Copy every entry exactly as given, minus the images.

• Stored items:
──────────────────────────────

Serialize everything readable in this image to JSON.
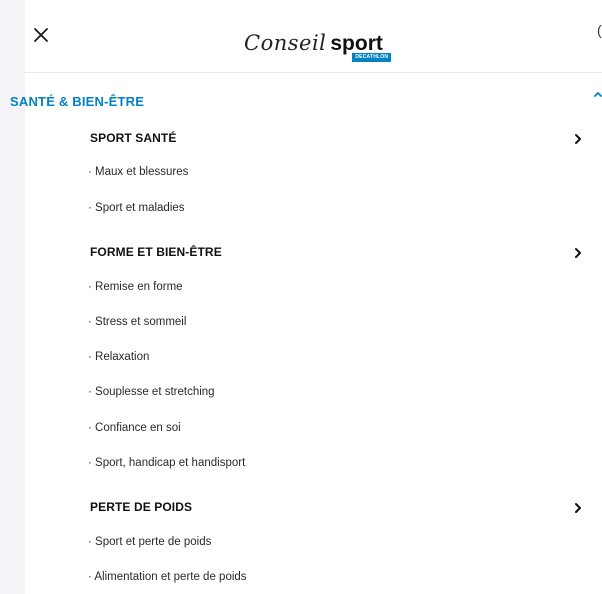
{
  "header": {
    "logo_script": "Conseil",
    "logo_bold": "sport",
    "logo_badge": "DECATHLON"
  },
  "menu": {
    "section_title": "SANTÉ & BIEN-ÊTRE",
    "categories": [
      {
        "label": "SPORT SANTÉ",
        "items": [
          "· Maux et blessures",
          "· Sport et maladies"
        ]
      },
      {
        "label": "FORME ET BIEN-ÊTRE",
        "items": [
          "· Remise en forme",
          "· Stress et sommeil",
          "· Relaxation",
          "· Souplesse et stretching",
          "· Confiance en soi",
          "· Sport, handicap et handisport"
        ]
      },
      {
        "label": "PERTE DE POIDS",
        "items": [
          "· Sport et perte de poids",
          "· Alimentation et perte de poids"
        ]
      }
    ]
  },
  "colors": {
    "accent": "#0082c3",
    "rail": "#f3f3f8",
    "text": "#1a1a1a"
  },
  "icons": {
    "close": "close-icon",
    "chevron": "chevron-right-icon",
    "section": "chevron-up-icon"
  }
}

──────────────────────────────

• Written solution:
Serialize everything readable in this image to JSON.
{
  "header": {
    "logo_script": "Conseil",
    "logo_bold": "sport",
    "logo_badge": "DECATHLON"
  },
  "menu": {
    "section_title": "SANTÉ & BIEN-ÊTRE",
    "categories": [
      {
        "label": "SPORT SANTÉ",
        "items": [
          "· Maux et blessures",
          "· Sport et maladies"
        ]
      },
      {
        "label": "FORME ET BIEN-ÊTRE",
        "items": [
          "· Remise en forme",
          "· Stress et sommeil",
          "· Relaxation",
          "· Souplesse et stretching",
          "· Confiance en soi",
          "· Sport, handicap et handisport"
        ]
      },
      {
        "label": "PERTE DE POIDS",
        "items": [
          "· Sport et perte de poids",
          "· Alimentation et perte de poids"
        ]
      }
    ]
  },
  "colors": {
    "accent": "#0082c3",
    "rail": "#f3f3f8",
    "text": "#1a1a1a"
  },
  "icons": {
    "close": "close-icon",
    "chevron": "chevron-right-icon",
    "section": "chevron-up-icon"
  }
}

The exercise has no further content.